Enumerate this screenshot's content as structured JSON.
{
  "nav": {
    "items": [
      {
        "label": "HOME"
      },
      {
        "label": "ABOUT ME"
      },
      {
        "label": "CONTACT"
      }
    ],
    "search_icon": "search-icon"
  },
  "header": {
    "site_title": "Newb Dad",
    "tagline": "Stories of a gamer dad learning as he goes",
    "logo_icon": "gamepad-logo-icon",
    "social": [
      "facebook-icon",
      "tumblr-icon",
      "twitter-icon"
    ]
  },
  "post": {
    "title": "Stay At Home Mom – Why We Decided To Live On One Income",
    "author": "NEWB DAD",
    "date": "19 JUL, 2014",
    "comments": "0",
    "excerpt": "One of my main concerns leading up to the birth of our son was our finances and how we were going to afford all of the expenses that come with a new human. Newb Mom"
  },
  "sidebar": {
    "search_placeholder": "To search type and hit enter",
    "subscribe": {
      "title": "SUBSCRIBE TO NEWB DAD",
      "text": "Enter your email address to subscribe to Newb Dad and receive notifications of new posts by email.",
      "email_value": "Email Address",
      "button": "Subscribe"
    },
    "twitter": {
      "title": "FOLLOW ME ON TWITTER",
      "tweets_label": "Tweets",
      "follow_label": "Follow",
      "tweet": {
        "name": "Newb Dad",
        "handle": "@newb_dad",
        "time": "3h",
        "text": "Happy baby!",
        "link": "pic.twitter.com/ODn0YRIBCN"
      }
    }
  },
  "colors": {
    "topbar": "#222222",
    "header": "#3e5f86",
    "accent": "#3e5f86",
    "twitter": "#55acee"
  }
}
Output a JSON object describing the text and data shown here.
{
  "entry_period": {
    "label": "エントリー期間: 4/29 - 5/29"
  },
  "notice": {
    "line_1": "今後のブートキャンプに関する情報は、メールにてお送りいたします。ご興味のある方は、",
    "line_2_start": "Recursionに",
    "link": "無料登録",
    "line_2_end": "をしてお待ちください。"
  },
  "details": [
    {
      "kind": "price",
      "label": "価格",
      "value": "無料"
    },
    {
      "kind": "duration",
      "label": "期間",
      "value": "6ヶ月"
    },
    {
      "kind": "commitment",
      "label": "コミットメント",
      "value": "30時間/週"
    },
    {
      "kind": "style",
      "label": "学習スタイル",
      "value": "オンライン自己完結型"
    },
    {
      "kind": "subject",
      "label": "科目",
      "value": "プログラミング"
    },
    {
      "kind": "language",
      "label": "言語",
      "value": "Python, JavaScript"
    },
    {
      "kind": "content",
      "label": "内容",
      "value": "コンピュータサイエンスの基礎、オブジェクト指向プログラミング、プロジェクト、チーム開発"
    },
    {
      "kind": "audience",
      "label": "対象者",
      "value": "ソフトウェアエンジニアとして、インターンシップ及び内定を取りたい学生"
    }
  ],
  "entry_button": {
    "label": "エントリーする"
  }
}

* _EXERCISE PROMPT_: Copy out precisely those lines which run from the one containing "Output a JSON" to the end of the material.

* _OUTPUT BELOW_:
Output a JSON object describing the text and data shown here.
{
  "entry_period": {
    "label": "エントリー期間: 4/29 - 5/29"
  },
  "notice": {
    "line_1": "今後のブートキャンプに関する情報は、メールにてお送りいたします。ご興味のある方は、",
    "line_2_start": "Recursionに",
    "link": "無料登録",
    "line_2_end": "をしてお待ちください。"
  },
  "details": [
    {
      "kind": "price",
      "label": "価格",
      "value": "無料"
    },
    {
      "kind": "duration",
      "label": "期間",
      "value": "6ヶ月"
    },
    {
      "kind": "commitment",
      "label": "コミットメント",
      "value": "30時間/週"
    },
    {
      "kind": "style",
      "label": "学習スタイル",
      "value": "オンライン自己完結型"
    },
    {
      "kind": "subject",
      "label": "科目",
      "value": "プログラミング"
    },
    {
      "kind": "language",
      "label": "言語",
      "value": "Python, JavaScript"
    },
    {
      "kind": "content",
      "label": "内容",
      "value": "コンピュータサイエンスの基礎、オブジェクト指向プログラミング、プロジェクト、チーム開発"
    },
    {
      "kind": "audience",
      "label": "対象者",
      "value": "ソフトウェアエンジニアとして、インターンシップ及び内定を取りたい学生"
    }
  ],
  "entry_button": {
    "label": "エントリーする"
  }
}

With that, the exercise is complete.